Movies may influence Mexican American teens' smoking habits
Movies can influence our lives -- how we dress, where we live and perhaps whether we smoke. A new study finds that the more Mexican American teens watch movie scenes that include smoking, the more likely they may be to light up.
Researchers surveyed 1,286 Mexican American adolescents -- some born in Mexico, some in the U.S. -- to find out how many smoking scenes they had watched and what were their smoking habits. They discovered a link between experimenting with cigarettes and the films: Numbers of new experimenters ranged from 5% among those who had no or little exposure to movies to 30% for teens who had viewed up to 600 scenes of smoking.
Where the teens were born factored into the results.
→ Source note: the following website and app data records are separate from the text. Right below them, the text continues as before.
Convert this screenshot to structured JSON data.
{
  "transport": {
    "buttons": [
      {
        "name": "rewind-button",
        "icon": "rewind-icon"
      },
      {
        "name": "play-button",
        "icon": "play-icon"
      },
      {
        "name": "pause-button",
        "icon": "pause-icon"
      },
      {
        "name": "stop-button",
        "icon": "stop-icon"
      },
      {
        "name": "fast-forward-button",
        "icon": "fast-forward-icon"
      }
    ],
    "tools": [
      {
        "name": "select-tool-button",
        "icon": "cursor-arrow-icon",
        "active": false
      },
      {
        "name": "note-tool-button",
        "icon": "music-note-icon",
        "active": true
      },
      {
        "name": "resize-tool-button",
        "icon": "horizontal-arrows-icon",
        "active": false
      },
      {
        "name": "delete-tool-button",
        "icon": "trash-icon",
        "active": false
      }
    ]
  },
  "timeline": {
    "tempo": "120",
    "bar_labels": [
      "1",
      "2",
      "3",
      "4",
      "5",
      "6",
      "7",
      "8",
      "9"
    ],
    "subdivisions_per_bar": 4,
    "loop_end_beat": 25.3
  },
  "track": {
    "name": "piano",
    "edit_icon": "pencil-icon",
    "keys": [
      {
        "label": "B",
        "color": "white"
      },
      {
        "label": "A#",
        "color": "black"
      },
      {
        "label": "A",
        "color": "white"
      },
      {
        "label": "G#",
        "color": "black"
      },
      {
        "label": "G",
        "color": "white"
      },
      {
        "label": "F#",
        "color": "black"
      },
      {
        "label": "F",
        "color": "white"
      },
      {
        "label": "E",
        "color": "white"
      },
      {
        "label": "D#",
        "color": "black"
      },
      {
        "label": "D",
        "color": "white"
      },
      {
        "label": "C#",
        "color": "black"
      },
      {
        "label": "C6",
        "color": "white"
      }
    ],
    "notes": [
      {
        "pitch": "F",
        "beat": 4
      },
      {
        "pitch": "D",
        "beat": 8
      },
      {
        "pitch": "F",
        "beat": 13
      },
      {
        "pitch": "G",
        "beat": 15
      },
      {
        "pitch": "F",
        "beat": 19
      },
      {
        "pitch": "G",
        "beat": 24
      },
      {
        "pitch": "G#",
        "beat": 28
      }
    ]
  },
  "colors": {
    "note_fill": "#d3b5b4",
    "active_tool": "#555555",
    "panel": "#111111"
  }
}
For those born in Mexico, smoking scenes were the biggest forecaster for experimentation. For those born in the U.S., experimenters increased with the amount of exposure, but leveled off.
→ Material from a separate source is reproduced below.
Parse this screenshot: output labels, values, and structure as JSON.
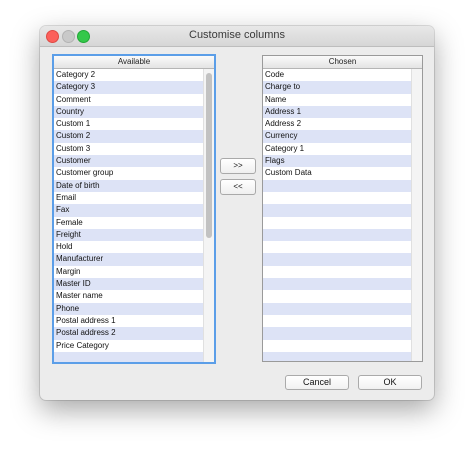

There were other correlations: Those with risk-taking tendencies and higher anxiety levels reported more exposure to movie smoking than low risk-takers and those with lower anxiety levels. Also, the more smokers in the house, the more exposure to movie smoking scenes.
"Parents need to limit their adolescents' access to R-rated movies, which research has shown have the most depictions of smoking," said Anna Wilkinson, the study's lead author, in a news release.
Wilkinson, assistant professor in University of Texas M. D. Anderson Cancer Center's department of epidemiology, went so far as to suggest that movies with smoking scenes receive an R rating "to reflect their potential harm."
The study appears in this month's issue of the journal Cancer Epidemiology, Biomarkers and Prevention.
Photo credit: Annie Wells / Los Angeles Times